“I believe in heaven and earth” is the phrase suggested by the commentators, and that certainly would follow the order here of kneeling man in front of two symbolic circles. The first one is described as “ornamented circle with seated God,” which seems about right. The second circle is a circle whose ornaments are inside itself, along with a church building. Heaven and earth are obviously being shown, but I think they correspond to “maker of heaven and earth” rather than to “believing in heaven and earth.”
The last image on the line repeats the God cipher (standing man in oval making gesture of authority), but then adds two little humans: One holds out a piece of wood (?) and is raising an axe over it. The second is holding out a little human figure. The commentators offer this possibility: The concept of Father is shown by the “man holding child or soul,” and the concept of Maker is shown by the man holding a tool to shape something. I think that’s probably right, but I can’t help thinking of Athanasius’ remark that “a man by craft builds a house or statue, but by nature begets a son.” Is the ambiguity in this image a weakness or a strength of the catechism’s pictographic approach?
At the bottom of the first full page is a lovely image that the modern editors cleverly chose to put on the front of their book. It seems to correspond to “I believe in life everlasting,” and is described as “dancing man in bubbly circle with another man resting at right.” Behold:
Is heaven a state of active joy or of perfect rest? Somehow it must be the non-contradictory unity of what is best in both. So why choose: draw the bubbly-dancing man and also the (well dressed!) resting man.

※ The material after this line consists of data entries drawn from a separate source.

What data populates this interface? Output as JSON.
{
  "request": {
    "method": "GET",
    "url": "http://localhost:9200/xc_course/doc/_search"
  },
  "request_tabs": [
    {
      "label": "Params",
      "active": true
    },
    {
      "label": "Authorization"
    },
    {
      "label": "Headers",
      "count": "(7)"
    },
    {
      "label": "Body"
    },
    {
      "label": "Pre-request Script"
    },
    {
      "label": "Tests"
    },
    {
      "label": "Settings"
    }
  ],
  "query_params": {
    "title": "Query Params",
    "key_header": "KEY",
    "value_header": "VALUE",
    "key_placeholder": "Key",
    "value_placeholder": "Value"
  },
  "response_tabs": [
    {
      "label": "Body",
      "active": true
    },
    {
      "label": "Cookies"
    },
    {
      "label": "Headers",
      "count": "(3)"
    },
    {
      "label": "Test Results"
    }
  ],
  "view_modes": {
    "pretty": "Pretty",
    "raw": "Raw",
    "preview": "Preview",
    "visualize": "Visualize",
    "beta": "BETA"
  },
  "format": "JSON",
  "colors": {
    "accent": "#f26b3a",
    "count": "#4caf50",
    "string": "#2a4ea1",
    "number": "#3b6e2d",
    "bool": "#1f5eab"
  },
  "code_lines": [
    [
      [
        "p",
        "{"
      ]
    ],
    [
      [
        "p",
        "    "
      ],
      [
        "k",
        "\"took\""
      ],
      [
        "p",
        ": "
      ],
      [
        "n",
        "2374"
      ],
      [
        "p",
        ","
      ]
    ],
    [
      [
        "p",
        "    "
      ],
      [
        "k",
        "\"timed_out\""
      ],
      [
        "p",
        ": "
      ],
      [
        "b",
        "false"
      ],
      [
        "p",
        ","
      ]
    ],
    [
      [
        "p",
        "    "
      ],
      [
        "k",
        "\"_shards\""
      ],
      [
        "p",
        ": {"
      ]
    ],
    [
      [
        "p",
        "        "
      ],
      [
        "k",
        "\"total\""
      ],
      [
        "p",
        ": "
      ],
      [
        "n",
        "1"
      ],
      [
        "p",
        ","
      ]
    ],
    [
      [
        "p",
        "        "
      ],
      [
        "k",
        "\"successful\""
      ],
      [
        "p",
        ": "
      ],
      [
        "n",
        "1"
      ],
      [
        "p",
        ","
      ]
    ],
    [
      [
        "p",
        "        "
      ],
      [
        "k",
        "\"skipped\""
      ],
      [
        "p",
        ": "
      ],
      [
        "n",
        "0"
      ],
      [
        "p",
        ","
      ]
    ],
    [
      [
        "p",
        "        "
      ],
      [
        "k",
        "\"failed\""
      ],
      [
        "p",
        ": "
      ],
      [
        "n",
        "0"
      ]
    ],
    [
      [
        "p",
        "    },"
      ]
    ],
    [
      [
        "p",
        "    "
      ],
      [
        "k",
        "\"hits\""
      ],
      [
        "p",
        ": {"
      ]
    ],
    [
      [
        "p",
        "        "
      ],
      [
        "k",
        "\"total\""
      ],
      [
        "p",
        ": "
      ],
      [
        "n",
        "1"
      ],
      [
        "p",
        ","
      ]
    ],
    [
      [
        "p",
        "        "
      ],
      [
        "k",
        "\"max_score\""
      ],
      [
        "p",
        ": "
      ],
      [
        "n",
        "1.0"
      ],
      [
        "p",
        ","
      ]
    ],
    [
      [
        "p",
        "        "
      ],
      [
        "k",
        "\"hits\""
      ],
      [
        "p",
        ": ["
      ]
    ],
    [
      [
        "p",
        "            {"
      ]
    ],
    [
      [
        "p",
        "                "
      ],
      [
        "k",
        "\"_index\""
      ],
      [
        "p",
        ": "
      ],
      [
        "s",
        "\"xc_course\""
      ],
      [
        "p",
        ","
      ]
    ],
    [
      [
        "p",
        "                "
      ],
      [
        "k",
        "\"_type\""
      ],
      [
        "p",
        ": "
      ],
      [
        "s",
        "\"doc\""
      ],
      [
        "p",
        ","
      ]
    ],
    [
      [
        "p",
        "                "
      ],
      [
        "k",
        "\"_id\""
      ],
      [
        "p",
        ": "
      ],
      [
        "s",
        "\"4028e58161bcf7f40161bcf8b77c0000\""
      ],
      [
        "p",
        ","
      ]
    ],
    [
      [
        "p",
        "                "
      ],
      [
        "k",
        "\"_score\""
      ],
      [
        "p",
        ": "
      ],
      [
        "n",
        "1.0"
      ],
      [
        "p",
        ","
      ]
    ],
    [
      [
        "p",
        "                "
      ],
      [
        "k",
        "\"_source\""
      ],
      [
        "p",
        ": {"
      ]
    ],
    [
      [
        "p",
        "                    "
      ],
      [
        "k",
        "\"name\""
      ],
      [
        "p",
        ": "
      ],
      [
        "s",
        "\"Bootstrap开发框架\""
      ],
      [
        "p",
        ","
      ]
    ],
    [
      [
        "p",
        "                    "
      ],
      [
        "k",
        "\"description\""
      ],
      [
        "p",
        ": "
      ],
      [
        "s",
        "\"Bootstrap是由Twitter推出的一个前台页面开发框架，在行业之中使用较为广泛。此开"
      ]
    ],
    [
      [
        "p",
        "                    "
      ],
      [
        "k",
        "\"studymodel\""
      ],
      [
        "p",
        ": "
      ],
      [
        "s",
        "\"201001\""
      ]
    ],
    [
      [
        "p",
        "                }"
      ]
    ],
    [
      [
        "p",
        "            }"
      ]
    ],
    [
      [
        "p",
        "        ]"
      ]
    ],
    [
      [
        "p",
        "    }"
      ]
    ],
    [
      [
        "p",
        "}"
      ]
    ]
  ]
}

Who knows how the missionaries and priests explained these drawings to the locals? The main attraction for them was no doubt simplicity and clarity, with an emphasis on these stylish stick figures as memory aids. But as I study these pictures I often find not clarity but ambiguity, polysemy, and a rich suggestiveness that could never have been accomplished in such tight spaces if the medium had been words rather than minimalist pictures.